WHAT IS BEING ASKED:
In the records, find every line with the word "Division" and copy it out.

WORKING DATA:

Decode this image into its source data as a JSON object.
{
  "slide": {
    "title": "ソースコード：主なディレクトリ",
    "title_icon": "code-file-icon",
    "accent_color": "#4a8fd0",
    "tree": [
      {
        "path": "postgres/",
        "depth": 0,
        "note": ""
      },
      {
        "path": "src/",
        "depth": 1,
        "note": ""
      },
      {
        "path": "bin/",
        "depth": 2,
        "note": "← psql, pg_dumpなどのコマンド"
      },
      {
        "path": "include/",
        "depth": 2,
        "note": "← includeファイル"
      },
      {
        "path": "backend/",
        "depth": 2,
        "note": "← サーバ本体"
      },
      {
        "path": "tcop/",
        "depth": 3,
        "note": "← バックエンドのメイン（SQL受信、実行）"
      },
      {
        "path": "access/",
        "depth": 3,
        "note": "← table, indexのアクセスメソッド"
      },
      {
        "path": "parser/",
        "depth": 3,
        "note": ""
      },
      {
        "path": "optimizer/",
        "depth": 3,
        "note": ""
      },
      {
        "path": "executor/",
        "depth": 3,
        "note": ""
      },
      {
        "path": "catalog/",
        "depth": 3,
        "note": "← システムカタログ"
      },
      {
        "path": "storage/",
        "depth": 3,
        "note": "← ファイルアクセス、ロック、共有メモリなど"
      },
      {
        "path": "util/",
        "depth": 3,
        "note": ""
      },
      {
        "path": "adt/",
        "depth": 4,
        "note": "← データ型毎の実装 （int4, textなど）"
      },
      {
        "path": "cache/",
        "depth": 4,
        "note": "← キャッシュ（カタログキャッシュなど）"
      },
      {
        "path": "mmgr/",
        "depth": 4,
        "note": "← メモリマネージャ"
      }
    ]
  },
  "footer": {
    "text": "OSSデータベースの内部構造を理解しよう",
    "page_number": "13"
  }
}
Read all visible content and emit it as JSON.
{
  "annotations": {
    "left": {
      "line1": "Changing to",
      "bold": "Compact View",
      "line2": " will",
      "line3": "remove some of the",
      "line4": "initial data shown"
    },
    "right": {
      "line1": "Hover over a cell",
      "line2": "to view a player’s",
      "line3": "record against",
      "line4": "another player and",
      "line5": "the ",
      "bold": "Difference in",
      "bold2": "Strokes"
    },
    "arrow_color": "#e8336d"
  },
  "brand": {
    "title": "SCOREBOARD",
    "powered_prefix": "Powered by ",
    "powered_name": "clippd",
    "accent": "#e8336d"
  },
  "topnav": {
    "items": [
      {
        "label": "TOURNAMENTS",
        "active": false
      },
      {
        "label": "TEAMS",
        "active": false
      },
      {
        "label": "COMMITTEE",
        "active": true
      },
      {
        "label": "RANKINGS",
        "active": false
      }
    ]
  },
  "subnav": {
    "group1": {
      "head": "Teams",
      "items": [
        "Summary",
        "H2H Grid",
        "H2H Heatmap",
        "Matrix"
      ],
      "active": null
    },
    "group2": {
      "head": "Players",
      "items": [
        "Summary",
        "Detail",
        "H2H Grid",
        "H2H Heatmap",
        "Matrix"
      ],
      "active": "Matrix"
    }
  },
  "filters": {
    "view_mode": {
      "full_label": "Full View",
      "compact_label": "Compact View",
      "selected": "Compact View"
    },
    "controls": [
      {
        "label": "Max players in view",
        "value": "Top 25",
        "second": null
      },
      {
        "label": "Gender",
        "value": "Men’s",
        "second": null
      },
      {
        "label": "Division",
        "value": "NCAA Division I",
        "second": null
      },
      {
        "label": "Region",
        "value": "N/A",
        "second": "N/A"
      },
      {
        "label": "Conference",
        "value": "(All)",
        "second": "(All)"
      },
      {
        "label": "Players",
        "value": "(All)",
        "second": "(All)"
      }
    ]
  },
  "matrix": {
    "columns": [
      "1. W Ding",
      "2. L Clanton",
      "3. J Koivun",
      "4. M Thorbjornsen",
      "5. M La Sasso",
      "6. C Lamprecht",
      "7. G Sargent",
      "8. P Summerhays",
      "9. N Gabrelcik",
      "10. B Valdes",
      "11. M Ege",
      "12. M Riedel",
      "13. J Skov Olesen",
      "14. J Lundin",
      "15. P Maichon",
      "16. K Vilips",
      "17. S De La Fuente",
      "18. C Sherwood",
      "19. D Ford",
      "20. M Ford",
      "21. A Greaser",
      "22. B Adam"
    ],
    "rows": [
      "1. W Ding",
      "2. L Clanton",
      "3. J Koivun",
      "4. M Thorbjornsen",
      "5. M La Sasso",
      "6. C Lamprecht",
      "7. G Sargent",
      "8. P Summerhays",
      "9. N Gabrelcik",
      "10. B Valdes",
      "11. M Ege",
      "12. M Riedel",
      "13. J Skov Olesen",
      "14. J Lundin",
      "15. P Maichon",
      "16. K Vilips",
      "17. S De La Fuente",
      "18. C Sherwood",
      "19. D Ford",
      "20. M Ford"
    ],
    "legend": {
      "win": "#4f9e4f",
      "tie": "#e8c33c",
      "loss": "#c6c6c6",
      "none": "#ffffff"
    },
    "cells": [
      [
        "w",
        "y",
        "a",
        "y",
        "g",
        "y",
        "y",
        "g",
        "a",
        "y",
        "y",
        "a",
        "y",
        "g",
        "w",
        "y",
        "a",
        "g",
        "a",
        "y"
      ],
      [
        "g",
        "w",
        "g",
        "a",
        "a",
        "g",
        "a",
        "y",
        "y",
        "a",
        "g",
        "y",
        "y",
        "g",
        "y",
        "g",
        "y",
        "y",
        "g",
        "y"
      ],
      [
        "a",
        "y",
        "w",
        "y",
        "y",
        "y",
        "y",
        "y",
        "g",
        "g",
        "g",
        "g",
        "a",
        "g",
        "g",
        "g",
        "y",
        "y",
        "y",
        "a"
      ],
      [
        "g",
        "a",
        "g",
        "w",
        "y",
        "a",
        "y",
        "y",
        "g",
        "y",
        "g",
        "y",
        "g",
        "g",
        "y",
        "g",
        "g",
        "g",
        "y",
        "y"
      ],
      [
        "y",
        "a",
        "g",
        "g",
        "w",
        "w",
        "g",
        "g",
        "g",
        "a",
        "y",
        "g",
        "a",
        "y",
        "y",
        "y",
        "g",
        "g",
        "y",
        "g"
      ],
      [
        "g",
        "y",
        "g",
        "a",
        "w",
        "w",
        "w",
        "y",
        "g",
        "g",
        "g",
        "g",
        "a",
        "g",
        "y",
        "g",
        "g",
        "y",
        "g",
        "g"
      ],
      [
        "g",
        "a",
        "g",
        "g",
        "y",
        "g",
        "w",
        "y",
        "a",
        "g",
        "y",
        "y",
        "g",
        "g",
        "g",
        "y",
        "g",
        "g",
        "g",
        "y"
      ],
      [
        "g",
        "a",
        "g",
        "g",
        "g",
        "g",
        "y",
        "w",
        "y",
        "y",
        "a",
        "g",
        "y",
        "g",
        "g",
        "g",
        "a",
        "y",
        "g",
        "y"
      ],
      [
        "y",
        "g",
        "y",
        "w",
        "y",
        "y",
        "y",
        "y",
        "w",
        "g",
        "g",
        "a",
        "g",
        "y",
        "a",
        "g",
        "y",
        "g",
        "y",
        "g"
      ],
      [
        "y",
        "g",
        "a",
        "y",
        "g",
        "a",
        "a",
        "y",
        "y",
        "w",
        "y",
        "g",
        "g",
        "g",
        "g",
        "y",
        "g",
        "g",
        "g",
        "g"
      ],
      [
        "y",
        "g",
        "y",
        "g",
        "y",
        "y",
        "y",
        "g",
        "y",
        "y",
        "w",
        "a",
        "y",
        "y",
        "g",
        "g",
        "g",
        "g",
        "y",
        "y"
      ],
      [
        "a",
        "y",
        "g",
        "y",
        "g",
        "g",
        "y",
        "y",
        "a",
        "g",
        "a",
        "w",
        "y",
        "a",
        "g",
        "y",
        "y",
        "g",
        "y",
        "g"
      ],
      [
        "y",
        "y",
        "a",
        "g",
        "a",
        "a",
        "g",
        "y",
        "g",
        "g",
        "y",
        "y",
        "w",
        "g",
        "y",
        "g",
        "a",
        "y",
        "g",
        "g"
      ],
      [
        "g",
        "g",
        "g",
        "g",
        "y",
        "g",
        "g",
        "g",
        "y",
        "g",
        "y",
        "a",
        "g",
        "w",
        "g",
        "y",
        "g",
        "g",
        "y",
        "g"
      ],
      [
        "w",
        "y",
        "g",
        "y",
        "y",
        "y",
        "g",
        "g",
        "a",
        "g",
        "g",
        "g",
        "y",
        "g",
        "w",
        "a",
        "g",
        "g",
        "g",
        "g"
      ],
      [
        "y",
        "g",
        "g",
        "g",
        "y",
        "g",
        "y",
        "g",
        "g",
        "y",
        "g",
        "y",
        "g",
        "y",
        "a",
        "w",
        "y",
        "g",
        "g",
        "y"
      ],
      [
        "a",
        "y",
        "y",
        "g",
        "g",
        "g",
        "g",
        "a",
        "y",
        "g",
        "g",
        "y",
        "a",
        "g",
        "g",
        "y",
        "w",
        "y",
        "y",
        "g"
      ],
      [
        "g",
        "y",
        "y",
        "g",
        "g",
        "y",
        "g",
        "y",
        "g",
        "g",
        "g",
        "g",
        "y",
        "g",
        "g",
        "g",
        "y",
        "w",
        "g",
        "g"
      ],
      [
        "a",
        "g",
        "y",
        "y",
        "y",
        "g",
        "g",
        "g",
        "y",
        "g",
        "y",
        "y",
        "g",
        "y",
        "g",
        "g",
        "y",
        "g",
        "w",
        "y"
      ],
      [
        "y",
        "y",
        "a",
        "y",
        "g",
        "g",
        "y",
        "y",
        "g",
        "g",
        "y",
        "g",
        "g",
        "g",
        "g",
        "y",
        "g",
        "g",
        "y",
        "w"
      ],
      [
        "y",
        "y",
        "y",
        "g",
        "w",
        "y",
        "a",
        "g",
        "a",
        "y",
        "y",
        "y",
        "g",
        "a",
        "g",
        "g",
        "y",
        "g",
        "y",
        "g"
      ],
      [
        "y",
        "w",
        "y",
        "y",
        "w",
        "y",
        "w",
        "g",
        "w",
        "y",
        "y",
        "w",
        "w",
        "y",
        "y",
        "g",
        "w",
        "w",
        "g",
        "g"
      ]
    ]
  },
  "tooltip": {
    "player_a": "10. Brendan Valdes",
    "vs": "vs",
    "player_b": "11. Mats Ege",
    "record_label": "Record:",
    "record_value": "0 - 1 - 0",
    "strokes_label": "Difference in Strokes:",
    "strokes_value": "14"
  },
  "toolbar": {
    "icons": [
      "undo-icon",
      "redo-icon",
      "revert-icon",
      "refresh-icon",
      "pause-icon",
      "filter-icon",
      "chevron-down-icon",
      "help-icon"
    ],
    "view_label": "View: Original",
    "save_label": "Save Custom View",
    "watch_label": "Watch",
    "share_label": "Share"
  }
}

EXPECTED ANSWER:
        "label": "Division",
        "value": "NCAA Division I",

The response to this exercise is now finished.